My rating: 5 of 5 stars
A truly remarkable book – unique and refreshing and incredibly meaningful. It is a story of the Holocaust, but it is more: It is also the story of a man and his father, coming to terms with that terrible chapter in history. In fact at times, the Holocaust is the backdrop to the pressing personal conflict between Art and Vladek Spiegelman. This is what makes Maus so unique and so different; it shows a different side to the Holocaust, the side of children coming to terms with their parent’s ordeal.
The depth of meaning juxtaposed in the comic anthropomorphic concept is incredible. We are brought to the lowest pit of despair, wallow in the tragic insanity of the Holocaust, then are yanked suddenly out to experience the humor, sad irony, and tenderness of Vladek’s current life.

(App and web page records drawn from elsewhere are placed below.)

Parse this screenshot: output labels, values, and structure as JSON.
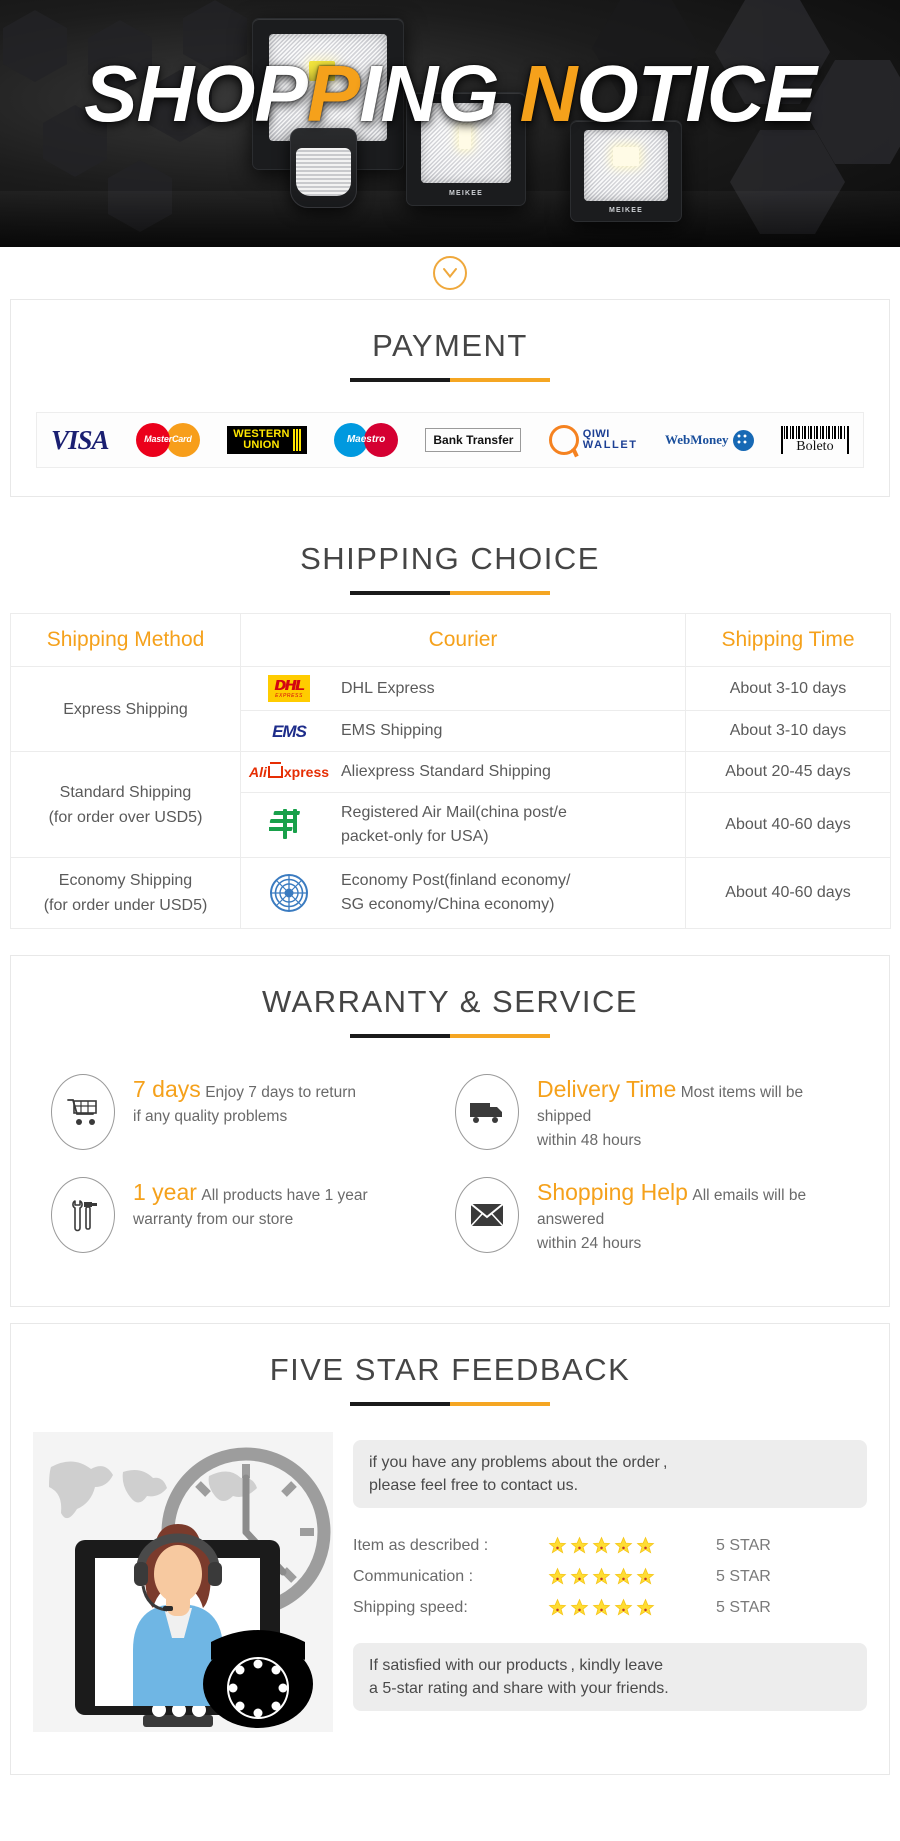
{
  "banner": {
    "title_part1": "SHOP",
    "title_highlight1": "P",
    "title_part2": "ING ",
    "title_highlight2": "N",
    "title_part3": "OTICE",
    "full_title": "SHOPPING NOTICE",
    "brand_tag": "MEIKEE",
    "accent_color": "#F5A11B"
  },
  "scroll_hint": {
    "icon": "chevron-down-icon"
  },
  "payment": {
    "title": "PAYMENT",
    "methods": [
      {
        "name": "VISA",
        "icon": "visa-logo"
      },
      {
        "name": "MasterCard",
        "icon": "mastercard-logo"
      },
      {
        "name": "WESTERN UNION",
        "line1": "WESTERN",
        "line2": "UNION",
        "icon": "western-union-logo"
      },
      {
        "name": "Maestro",
        "icon": "maestro-logo"
      },
      {
        "name": "Bank Transfer",
        "icon": "bank-transfer-logo"
      },
      {
        "name": "QIWI WALLET",
        "line1": "QIWI",
        "line2": "WALLET",
        "icon": "qiwi-wallet-logo"
      },
      {
        "name": "WebMoney",
        "icon": "webmoney-logo"
      },
      {
        "name": "Boleto",
        "icon": "boleto-logo"
      }
    ]
  },
  "shipping": {
    "title": "SHIPPING CHOICE",
    "headers": [
      "Shipping Method",
      "Courier",
      "Shipping Time"
    ],
    "rows": [
      {
        "method": "Express Shipping",
        "method_rowspan": 2,
        "logo": "dhl-logo",
        "courier": "DHL Express",
        "time": "About 3-10 days"
      },
      {
        "method": "",
        "logo": "ems-logo",
        "courier": "EMS Shipping",
        "time": "About 3-10 days"
      },
      {
        "method": "Standard Shipping\n(for order over USD5)",
        "method_line1": "Standard Shipping",
        "method_line2": "(for order over USD5)",
        "method_rowspan": 2,
        "logo": "aliexpress-logo",
        "courier": "Aliexpress Standard Shipping",
        "time": "About 20-45 days"
      },
      {
        "method": "",
        "logo": "china-post-logo",
        "courier": "Registered Air Mail(china post/e packet-only for USA)",
        "time": "About 40-60 days"
      },
      {
        "method": "Economy Shipping\n(for order under USD5)",
        "method_line1": "Economy Shipping",
        "method_line2": "(for order under USD5)",
        "method_rowspan": 1,
        "logo": "united-nations-logo",
        "courier": "Economy Post(finland economy/ SG economy/China economy)",
        "time": "About 40-60 days"
      }
    ],
    "express_method": "Express Shipping",
    "standard_method_l1": "Standard Shipping",
    "standard_method_l2": "(for order over USD5)",
    "economy_method_l1": "Economy Shipping",
    "economy_method_l2": "(for order under USD5)",
    "courier_airmail_l1": "Registered Air Mail(china post/e",
    "courier_airmail_l2": "packet-only for USA)",
    "courier_economy_l1": "Economy Post(finland economy/",
    "courier_economy_l2": "SG economy/China economy)"
  },
  "warranty": {
    "title": "WARRANTY & SERVICE",
    "features": [
      {
        "icon": "shopping-cart-icon",
        "heading": "7 days",
        "line1": "Enjoy 7 days to return",
        "line2": "if any quality problems"
      },
      {
        "icon": "delivery-truck-icon",
        "heading": "Delivery Time",
        "line1": "Most items will be shipped",
        "line2": "within 48 hours"
      },
      {
        "icon": "tools-icon",
        "heading": "1 year",
        "line1": "All products have 1 year",
        "line2": "warranty from our store"
      },
      {
        "icon": "envelope-icon",
        "heading": "Shopping Help",
        "line1": "All emails will be answered",
        "line2": "within 24 hours"
      }
    ]
  },
  "feedback": {
    "title": "FIVE STAR FEEDBACK",
    "illustration": "customer-service-agent-illustration",
    "bubble_top_l1": "if you have any problems about the order ,",
    "bubble_top_l2": "please feel free to contact us.",
    "ratings": [
      {
        "label": "Item as described :",
        "stars": 5,
        "value": "5 STAR"
      },
      {
        "label": "Communication :",
        "stars": 5,
        "value": "5 STAR"
      },
      {
        "label": "Shipping speed:",
        "stars": 5,
        "value": "5 STAR"
      }
    ],
    "bubble_bottom_l1": "If satisfied with our products , kindly leave",
    "bubble_bottom_l2": "a 5-star rating and share with your friends."
  },
  "theme": {
    "orange": "#F5A11B",
    "rule_black": "#1a1a1a",
    "rule_orange": "#F5A623",
    "text_gray": "#5a5a5a",
    "title_gray": "#454545"
  }
}
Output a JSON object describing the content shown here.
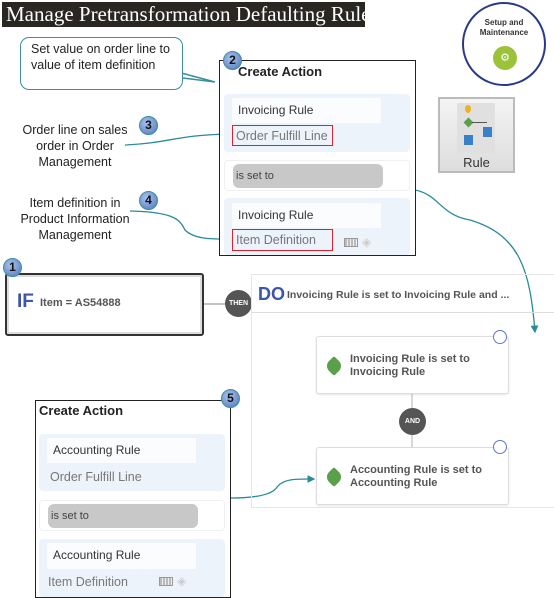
{
  "title": "Manage Pretransformation Defaulting Rules",
  "callouts": {
    "set_value": "Set value  on order line to value of item definition",
    "order_line": "Order line on sales order in Order Management",
    "item_definition": "Item definition in Product Information Management"
  },
  "badges": [
    "1",
    "2",
    "3",
    "4",
    "5"
  ],
  "setup": {
    "label": "Setup and Maintenance",
    "icon": "gears-icon",
    "accent": "#9cc23a",
    "border": "#2a3a8a"
  },
  "rule_tile": {
    "label": "Rule",
    "icon": "rule-flow-icon"
  },
  "create_action_1": {
    "title": "Create Action",
    "attribute": "Invoicing Rule",
    "attribute_source": "Order Fulfill Line",
    "operator": "is set to",
    "value": "Invoicing Rule",
    "value_source": "Item Definition"
  },
  "create_action_2": {
    "title": "Create Action",
    "attribute": "Accounting Rule",
    "attribute_source": "Order Fulfill Line",
    "operator": "is set to",
    "value": "Accounting Rule",
    "value_source": "Item Definition"
  },
  "if_block": {
    "keyword": "IF",
    "condition": "Item = AS54888"
  },
  "then_label": "THEN",
  "do_block": {
    "keyword": "DO",
    "summary": "Invoicing Rule is set to Invoicing Rule and ...",
    "actions": [
      {
        "line1": "Invoicing Rule is set to",
        "line2": "Invoicing Rule"
      },
      {
        "line1": "Accounting Rule is set to",
        "line2": "Accounting Rule"
      }
    ],
    "and_label": "AND"
  },
  "colors": {
    "highlight": "#e0202a",
    "connector": "#2a8a9a",
    "keyword": "#3d56a6"
  }
}
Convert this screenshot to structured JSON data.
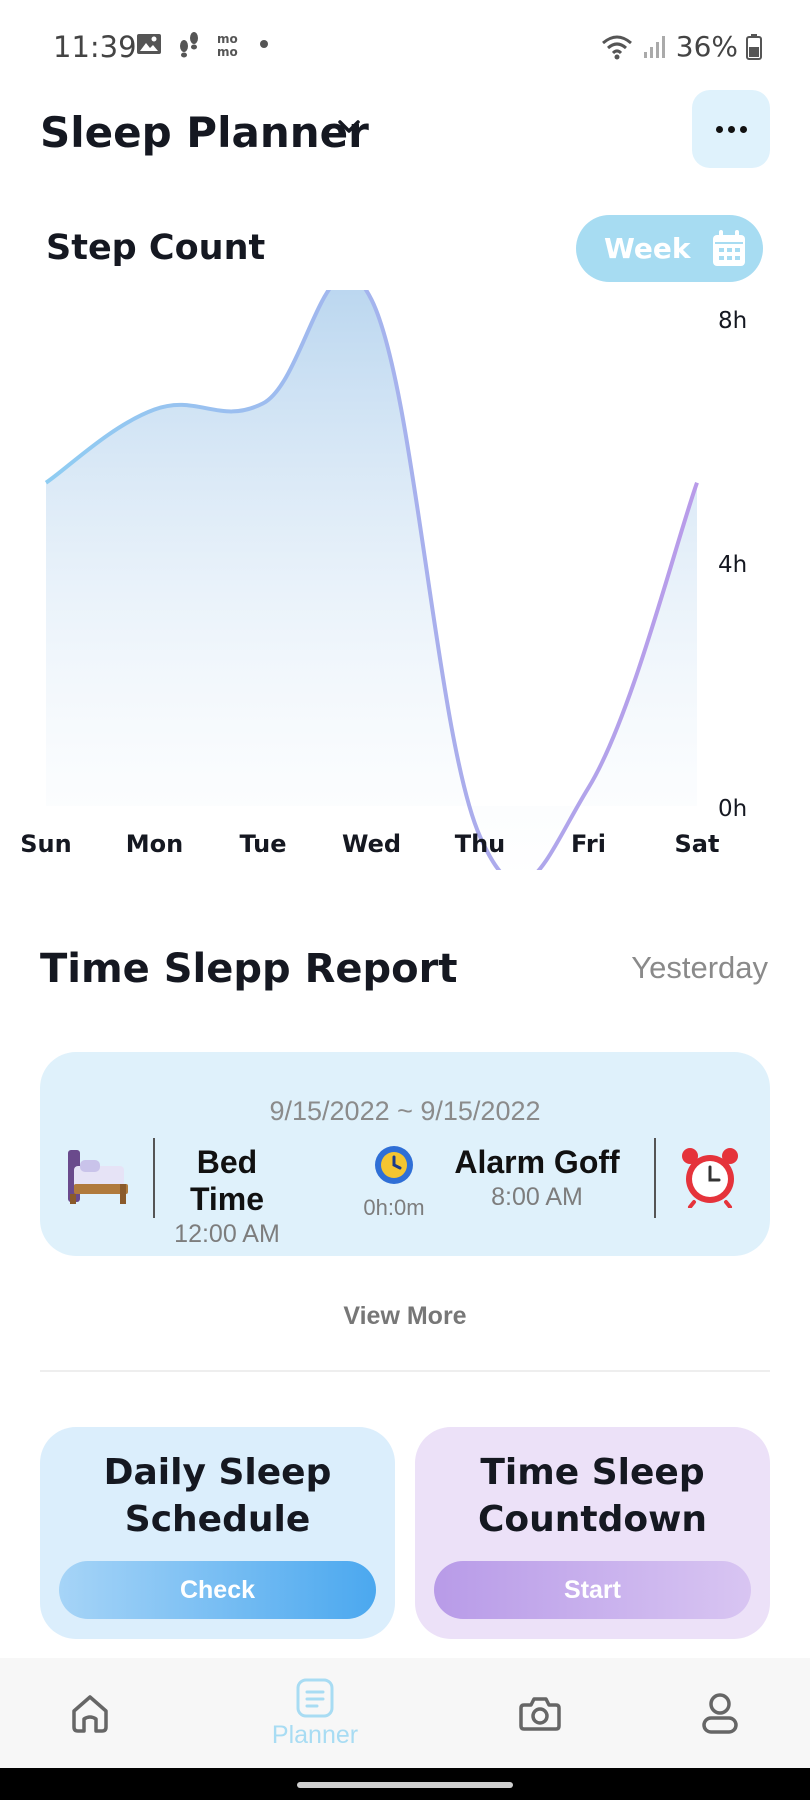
{
  "status_bar": {
    "time": "11:39",
    "battery": "36%",
    "left_icons": [
      "gallery-icon",
      "footsteps-icon",
      "momo-icon",
      "dot-icon"
    ],
    "right_icons": [
      "wifi-icon",
      "signal-icon",
      "battery-icon"
    ]
  },
  "header": {
    "title": "Sleep Planner",
    "chevron_icon": "chevron-down-icon",
    "more_icon": "more-horizontal-icon"
  },
  "chart_section": {
    "title": "Step Count",
    "period_label": "Week",
    "period_icon": "calendar-icon"
  },
  "chart_data": {
    "type": "area",
    "categories": [
      "Sun",
      "Mon",
      "Tue",
      "Wed",
      "Thu",
      "Fri",
      "Sat"
    ],
    "values": [
      5.3,
      6.5,
      6.6,
      8.3,
      -0.5,
      0.3,
      5.3
    ],
    "ylabel": "",
    "y_ticks": [
      "0h",
      "4h",
      "8h"
    ],
    "ylim": [
      0,
      8
    ],
    "grid": false,
    "line_gradient": [
      "#8fcdf2",
      "#b99be9"
    ],
    "fill_color": "#bcd8ef"
  },
  "report": {
    "title": "Time Slepp Report",
    "period": "Yesterday",
    "date_range": "9/15/2022 ~ 9/15/2022",
    "bed_label": "Bed Time",
    "bed_time": "12:00 AM",
    "duration": "0h:0m",
    "alarm_label": "Alarm Goff",
    "alarm_time": "8:00 AM",
    "bed_icon": "bed-icon",
    "duration_icon": "clock-icon",
    "alarm_icon": "alarm-clock-icon",
    "view_more": "View More"
  },
  "cards": {
    "daily": {
      "title_line1": "Daily Sleep",
      "title_line2": "Schedule",
      "button": "Check"
    },
    "countdown": {
      "title_line1": "Time Sleep",
      "title_line2": "Countdown",
      "button": "Start"
    }
  },
  "bottom_nav": {
    "items": [
      {
        "icon": "home-icon",
        "label": ""
      },
      {
        "icon": "planner-icon",
        "label": "Planner"
      },
      {
        "icon": "camera-icon",
        "label": ""
      },
      {
        "icon": "profile-icon",
        "label": ""
      }
    ],
    "active_color": "#a8dcf3",
    "inactive_color": "#666666"
  }
}
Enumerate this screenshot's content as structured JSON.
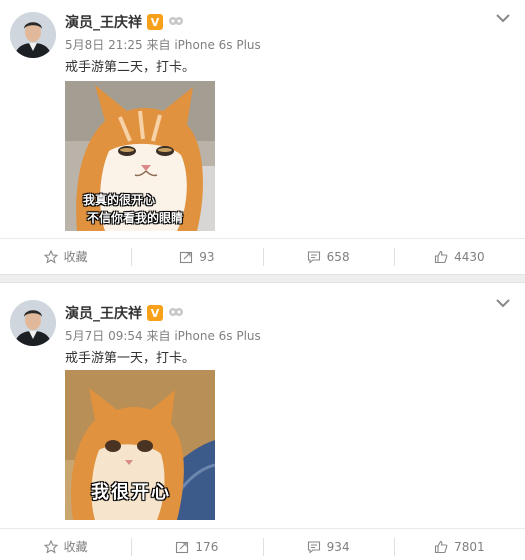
{
  "posts": [
    {
      "author": "演员_王庆祥",
      "verified_badge": "V",
      "date": "5月8日 21:25",
      "source_prefix": "来自",
      "source": "iPhone 6s Plus",
      "text": "戒手游第二天，打卡。",
      "caption_line1": "我真的很开心",
      "caption_line2": "不信你看我的眼睛",
      "actions": {
        "favorite": "收藏",
        "repost": "93",
        "comment": "658",
        "like": "4430"
      }
    },
    {
      "author": "演员_王庆祥",
      "verified_badge": "V",
      "date": "5月7日 09:54",
      "source_prefix": "来自",
      "source": "iPhone 6s Plus",
      "text": "戒手游第一天，打卡。",
      "caption_line1": "我很开心",
      "actions": {
        "favorite": "收藏",
        "repost": "176",
        "comment": "934",
        "like": "7801"
      }
    }
  ],
  "colors": {
    "badge": "#f7a11b",
    "muted_text": "#808080",
    "cat_orange": "#e0923f"
  },
  "icons": {
    "favorite": "star-icon",
    "repost": "repost-icon",
    "comment": "comment-icon",
    "like": "thumbs-up-icon",
    "menu": "chevron-down-icon"
  }
}
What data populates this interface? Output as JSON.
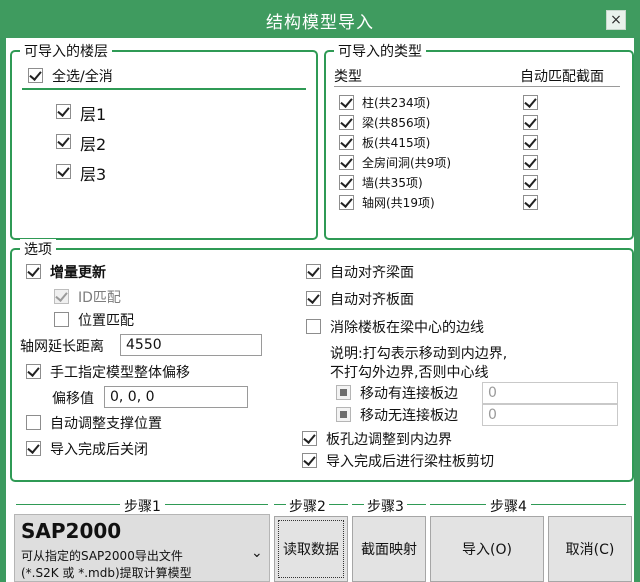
{
  "window": {
    "title": "结构模型导入",
    "close_glyph": "×"
  },
  "floors": {
    "legend": "可导入的楼层",
    "select_all_label": "全选/全消",
    "items": [
      {
        "label": "层1",
        "checked": true
      },
      {
        "label": "层2",
        "checked": true
      },
      {
        "label": "层3",
        "checked": true
      }
    ]
  },
  "types": {
    "legend": "可导入的类型",
    "col_type": "类型",
    "col_auto": "自动匹配截面",
    "items": [
      {
        "label": "柱(共234项)"
      },
      {
        "label": "梁(共856项)"
      },
      {
        "label": "板(共415项)"
      },
      {
        "label": "全房间洞(共9项)"
      },
      {
        "label": "墙(共35项)"
      },
      {
        "label": "轴网(共19项)"
      }
    ]
  },
  "options": {
    "legend": "选项",
    "incremental_update": "增量更新",
    "id_match": "ID匹配",
    "position_match": "位置匹配",
    "axis_extend_label": "轴网延长距离",
    "axis_extend_value": "4550",
    "manual_offset": "手工指定模型整体偏移",
    "offset_label": "偏移值",
    "offset_value": "0, 0, 0",
    "auto_adjust_support": "自动调整支撑位置",
    "close_after_import": "导入完成后关闭",
    "align_beam_top": "自动对齐梁面",
    "align_slab_top": "自动对齐板面",
    "eliminate_slab_edge": "消除楼板在梁中心的边线",
    "note_line1": "说明:打勾表示移动到内边界,",
    "note_line2": "不打勾外边界,否则中心线",
    "move_connected_slab": "移动有连接板边",
    "move_connected_value": "0",
    "move_unconnected_slab": "移动无连接板边",
    "move_unconnected_value": "0",
    "adjust_hole_edge": "板孔边调整到内边界",
    "cut_after_import": "导入完成后进行梁柱板剪切"
  },
  "footer": {
    "step1": "步骤1",
    "step2": "步骤2",
    "step3": "步骤3",
    "step4": "步骤4",
    "source_title": "SAP2000",
    "source_desc1": "可从指定的SAP2000导出文件",
    "source_desc2": "(*.S2K 或 *.mdb)提取计算模型",
    "dropdown_glyph": "⌄",
    "read_data": "读取数据",
    "section_map": "截面映射",
    "import": "导入(O)",
    "cancel": "取消(C)"
  }
}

The pacing is breathtaking, and this contrast puts the Holocaust in the realm of actual, ordinary reality: It happened to actual, ordinary people with our problems and our humor and our kind of life. It helps make the Holocaust approachable and, to some extent, relatable.
In all, Maus is decidedly human, it seems, in spite of the anthropomorphism. We see tenderness in deft touches, guilt and sadness. It all sparks of reality. The literary fourth wall is broken throughout the book: the narrator Art Spiegelman speaks of this very book in the making. And midway through, we see Art the author experience the trauma and pain of approaching the subject of Auschwitz. Somehow, knowing the author’s conflict in writing about the Holocaust does much to show the personal nature of its horror and hardship.
This is a book that grabs your attention. Its characterization, allusions, and meanings are all quietly, yet powerfully conveyed. The best literature defies categorization, and Maus, which found itself no conclusive category in the Pulitzer Prize it so incredibly deserved, fits the description aptly. Indeed, Maus is a richness beyond words.